GIVEN DATA:
▶
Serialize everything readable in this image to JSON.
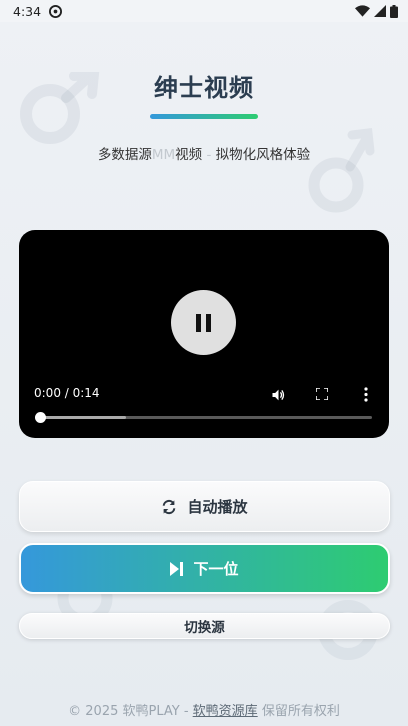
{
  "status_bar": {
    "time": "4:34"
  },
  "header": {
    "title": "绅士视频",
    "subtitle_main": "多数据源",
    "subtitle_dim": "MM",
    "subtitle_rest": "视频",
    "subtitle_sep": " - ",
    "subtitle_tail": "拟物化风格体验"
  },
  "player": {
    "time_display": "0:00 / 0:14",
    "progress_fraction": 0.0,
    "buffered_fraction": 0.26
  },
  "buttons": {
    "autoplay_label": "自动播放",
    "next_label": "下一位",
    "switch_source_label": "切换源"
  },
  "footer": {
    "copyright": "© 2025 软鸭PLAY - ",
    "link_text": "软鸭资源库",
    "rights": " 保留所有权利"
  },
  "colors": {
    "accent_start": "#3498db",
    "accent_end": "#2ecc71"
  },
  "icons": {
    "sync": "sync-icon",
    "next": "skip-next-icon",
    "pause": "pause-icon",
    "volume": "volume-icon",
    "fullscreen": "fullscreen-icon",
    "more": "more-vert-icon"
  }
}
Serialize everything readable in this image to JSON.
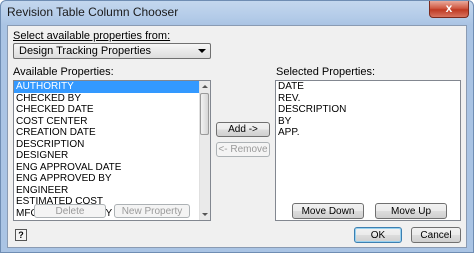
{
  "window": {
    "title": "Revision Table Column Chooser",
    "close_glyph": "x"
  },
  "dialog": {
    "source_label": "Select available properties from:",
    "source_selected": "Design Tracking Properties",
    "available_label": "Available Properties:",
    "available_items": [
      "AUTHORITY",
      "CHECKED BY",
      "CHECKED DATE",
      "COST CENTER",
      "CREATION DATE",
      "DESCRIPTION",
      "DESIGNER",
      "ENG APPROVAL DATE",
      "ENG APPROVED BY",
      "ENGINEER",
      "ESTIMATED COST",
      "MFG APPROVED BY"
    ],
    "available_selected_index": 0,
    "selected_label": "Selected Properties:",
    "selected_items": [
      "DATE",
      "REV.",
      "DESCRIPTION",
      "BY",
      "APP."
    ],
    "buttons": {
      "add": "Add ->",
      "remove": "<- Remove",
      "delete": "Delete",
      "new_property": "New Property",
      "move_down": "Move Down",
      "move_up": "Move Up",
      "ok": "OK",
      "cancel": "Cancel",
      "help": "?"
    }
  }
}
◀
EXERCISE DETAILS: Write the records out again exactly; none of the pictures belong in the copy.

TASK OUTPUT:
Serialize everything readable in this image to JSON.
{
  "status_bar": {
    "time": "4:34"
  },
  "header": {
    "title": "绅士视频",
    "subtitle_main": "多数据源",
    "subtitle_dim": "MM",
    "subtitle_rest": "视频",
    "subtitle_sep": " - ",
    "subtitle_tail": "拟物化风格体验"
  },
  "player": {
    "time_display": "0:00 / 0:14",
    "progress_fraction": 0.0,
    "buffered_fraction": 0.26
  },
  "buttons": {
    "autoplay_label": "自动播放",
    "next_label": "下一位",
    "switch_source_label": "切换源"
  },
  "footer": {
    "copyright": "© 2025 软鸭PLAY - ",
    "link_text": "软鸭资源库",
    "rights": " 保留所有权利"
  },
  "colors": {
    "accent_start": "#3498db",
    "accent_end": "#2ecc71"
  },
  "icons": {
    "sync": "sync-icon",
    "next": "skip-next-icon",
    "pause": "pause-icon",
    "volume": "volume-icon",
    "fullscreen": "fullscreen-icon",
    "more": "more-vert-icon"
  }
}
Serialize everything readable in this image to JSON.
{
  "window": {
    "title": "Revision Table Column Chooser",
    "close_glyph": "x"
  },
  "dialog": {
    "source_label": "Select available properties from:",
    "source_selected": "Design Tracking Properties",
    "available_label": "Available Properties:",
    "available_items": [
      "AUTHORITY",
      "CHECKED BY",
      "CHECKED DATE",
      "COST CENTER",
      "CREATION DATE",
      "DESCRIPTION",
      "DESIGNER",
      "ENG APPROVAL DATE",
      "ENG APPROVED BY",
      "ENGINEER",
      "ESTIMATED COST",
      "MFG APPROVED BY"
    ],
    "available_selected_index": 0,
    "selected_label": "Selected Properties:",
    "selected_items": [
      "DATE",
      "REV.",
      "DESCRIPTION",
      "BY",
      "APP."
    ],
    "buttons": {
      "add": "Add ->",
      "remove": "<- Remove",
      "delete": "Delete",
      "new_property": "New Property",
      "move_down": "Move Down",
      "move_up": "Move Up",
      "ok": "OK",
      "cancel": "Cancel",
      "help": "?"
    }
  }
}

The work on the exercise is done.